Post-tsunami, expensive coral restoration plans might not be needed after all, says a recent advisory report commissioned by the World Bank (wb) and prepared by scientists led by a researcher from the University of Newcastle upon Tyne (unt), the uk. The team has recommended that coral reefs be allowed to recover on their own and has referred to historical records of cyclones and other disasters to show this has happened in the past.
Scientists suggest that in most cases, simple removal of debris and righting of the overturned corals are sufficient to let the reefs repair themselves. Methods like coral transplantation are needed only in intensely damaged areas.
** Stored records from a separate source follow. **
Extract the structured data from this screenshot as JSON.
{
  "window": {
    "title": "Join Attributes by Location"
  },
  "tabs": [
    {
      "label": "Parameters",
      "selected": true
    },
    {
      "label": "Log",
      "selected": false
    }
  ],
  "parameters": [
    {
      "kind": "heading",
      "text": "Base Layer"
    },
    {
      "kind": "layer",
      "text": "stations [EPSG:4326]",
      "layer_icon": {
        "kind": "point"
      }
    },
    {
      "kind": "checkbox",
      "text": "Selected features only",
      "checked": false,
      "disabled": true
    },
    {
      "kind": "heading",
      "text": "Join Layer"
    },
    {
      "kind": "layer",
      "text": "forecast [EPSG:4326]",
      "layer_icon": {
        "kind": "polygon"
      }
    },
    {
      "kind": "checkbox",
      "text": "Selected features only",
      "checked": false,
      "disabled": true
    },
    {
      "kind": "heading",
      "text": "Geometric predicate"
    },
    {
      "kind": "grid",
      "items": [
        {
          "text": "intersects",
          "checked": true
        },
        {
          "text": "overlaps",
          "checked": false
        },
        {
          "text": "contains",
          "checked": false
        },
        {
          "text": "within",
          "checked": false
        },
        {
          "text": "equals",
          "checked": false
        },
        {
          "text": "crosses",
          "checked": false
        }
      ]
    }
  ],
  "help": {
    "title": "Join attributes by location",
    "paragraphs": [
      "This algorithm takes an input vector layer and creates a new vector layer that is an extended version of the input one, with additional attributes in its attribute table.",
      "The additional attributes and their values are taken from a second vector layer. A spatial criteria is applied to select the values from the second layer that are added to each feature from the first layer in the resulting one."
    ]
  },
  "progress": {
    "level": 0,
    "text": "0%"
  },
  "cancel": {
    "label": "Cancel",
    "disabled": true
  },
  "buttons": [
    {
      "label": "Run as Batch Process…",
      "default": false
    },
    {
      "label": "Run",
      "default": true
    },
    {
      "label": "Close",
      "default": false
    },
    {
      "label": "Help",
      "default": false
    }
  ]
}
Alasdair Edwards, senior unt lecturer, who also chairs wb's Coral Restoration and Remediation Working Group, says the quick fixes would eat into scarce resources and could actually harm surviving reefs. "We need a long-term, sustainable solution for restoration." A recent study by London's Coral Cay Conservation group also reveals the beginning of regeneration in some coral reefs just eight weeks after the disaster.